Material for the task:
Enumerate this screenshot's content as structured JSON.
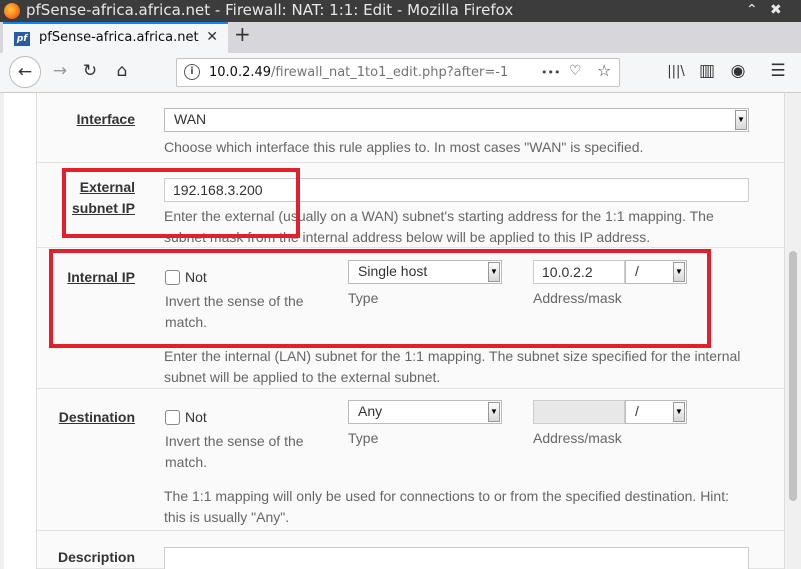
{
  "window": {
    "title": "pfSense-africa.africa.net - Firewall: NAT: 1:1: Edit - Mozilla Firefox",
    "minimize_icon": "⌃",
    "close_icon": "✖"
  },
  "tab": {
    "favicon_text": "pf",
    "label": "pfSense-africa.africa.net",
    "close": "✕",
    "new_tab": "+"
  },
  "nav": {
    "back": "←",
    "forward": "→",
    "reload": "↻",
    "home": "⌂",
    "url_host": "10.0.2.49",
    "url_path": "/firewall_nat_1to1_edit.php?after=-1",
    "more": "•••",
    "pocket": "♡",
    "star": "☆",
    "library": "|||\\",
    "sidebar": "▥",
    "account": "◉",
    "menu": "☰"
  },
  "form": {
    "interface": {
      "label": "Interface",
      "value": "WAN",
      "help": "Choose which interface this rule applies to. In most cases \"WAN\" is specified."
    },
    "external_subnet": {
      "label_line1": "External",
      "label_line2": "subnet IP",
      "value": "192.168.3.200",
      "help_line1": "Enter the external (usually on a WAN) subnet's starting address for the 1:1 mapping. The",
      "help_line2": "subnet mask from the internal address below will be applied to this IP address."
    },
    "internal_ip": {
      "label": "Internal IP",
      "not_label": "Not",
      "not_help_line1": "Invert the sense of the",
      "not_help_line2": "match.",
      "type_value": "Single host",
      "type_label": "Type",
      "address_value": "10.0.2.2",
      "mask_value": "/",
      "address_label": "Address/mask",
      "help_line1": "Enter the internal (LAN) subnet for the 1:1 mapping. The subnet size specified for the internal",
      "help_line2": "subnet will be applied to the external subnet."
    },
    "destination": {
      "label": "Destination",
      "not_label": "Not",
      "not_help_line1": "Invert the sense of the",
      "not_help_line2": "match.",
      "type_value": "Any",
      "type_label": "Type",
      "address_value": "",
      "mask_value": "/",
      "address_label": "Address/mask",
      "help_line1": "The 1:1 mapping will only be used for connections to or from the specified destination. Hint:",
      "help_line2": "this is usually \"Any\"."
    },
    "description": {
      "label": "Description",
      "value": ""
    }
  },
  "colors": {
    "highlight": "#e0202a",
    "tab_accent": "#0a84ff"
  }
}
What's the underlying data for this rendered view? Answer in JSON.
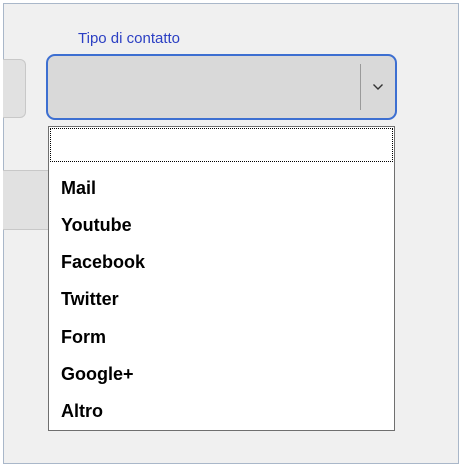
{
  "field": {
    "label": "Tipo di contatto",
    "value": ""
  },
  "dropdown": {
    "options": [
      "",
      "Mail",
      "Youtube",
      "Facebook",
      "Twitter",
      "Form",
      "Google+",
      "Altro"
    ]
  },
  "icons": {
    "combo_arrow": "chevron-down-icon"
  }
}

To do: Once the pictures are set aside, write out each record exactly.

Answer to this problem:
Enumerate this screenshot's content as structured JSON.
{
  "window": {
    "title": "pfSense-africa.africa.net - Firewall: NAT: 1:1: Edit - Mozilla Firefox",
    "minimize_icon": "⌃",
    "close_icon": "✖"
  },
  "tab": {
    "favicon_text": "pf",
    "label": "pfSense-africa.africa.net",
    "close": "✕",
    "new_tab": "+"
  },
  "nav": {
    "back": "←",
    "forward": "→",
    "reload": "↻",
    "home": "⌂",
    "url_host": "10.0.2.49",
    "url_path": "/firewall_nat_1to1_edit.php?after=-1",
    "more": "•••",
    "pocket": "♡",
    "star": "☆",
    "library": "|||\\",
    "sidebar": "▥",
    "account": "◉",
    "menu": "☰"
  },
  "form": {
    "interface": {
      "label": "Interface",
      "value": "WAN",
      "help": "Choose which interface this rule applies to. In most cases \"WAN\" is specified."
    },
    "external_subnet": {
      "label_line1": "External",
      "label_line2": "subnet IP",
      "value": "192.168.3.200",
      "help_line1": "Enter the external (usually on a WAN) subnet's starting address for the 1:1 mapping. The",
      "help_line2": "subnet mask from the internal address below will be applied to this IP address."
    },
    "internal_ip": {
      "label": "Internal IP",
      "not_label": "Not",
      "not_help_line1": "Invert the sense of the",
      "not_help_line2": "match.",
      "type_value": "Single host",
      "type_label": "Type",
      "address_value": "10.0.2.2",
      "mask_value": "/",
      "address_label": "Address/mask",
      "help_line1": "Enter the internal (LAN) subnet for the 1:1 mapping. The subnet size specified for the internal",
      "help_line2": "subnet will be applied to the external subnet."
    },
    "destination": {
      "label": "Destination",
      "not_label": "Not",
      "not_help_line1": "Invert the sense of the",
      "not_help_line2": "match.",
      "type_value": "Any",
      "type_label": "Type",
      "address_value": "",
      "mask_value": "/",
      "address_label": "Address/mask",
      "help_line1": "The 1:1 mapping will only be used for connections to or from the specified destination. Hint:",
      "help_line2": "this is usually \"Any\"."
    },
    "description": {
      "label": "Description",
      "value": ""
    }
  },
  "colors": {
    "highlight": "#e0202a",
    "tab_accent": "#0a84ff"
  }
}
What's the underlying data for this rendered view? Answer in JSON.
{
  "field": {
    "label": "Tipo di contatto",
    "value": ""
  },
  "dropdown": {
    "options": [
      "",
      "Mail",
      "Youtube",
      "Facebook",
      "Twitter",
      "Form",
      "Google+",
      "Altro"
    ]
  },
  "icons": {
    "combo_arrow": "chevron-down-icon"
  }
}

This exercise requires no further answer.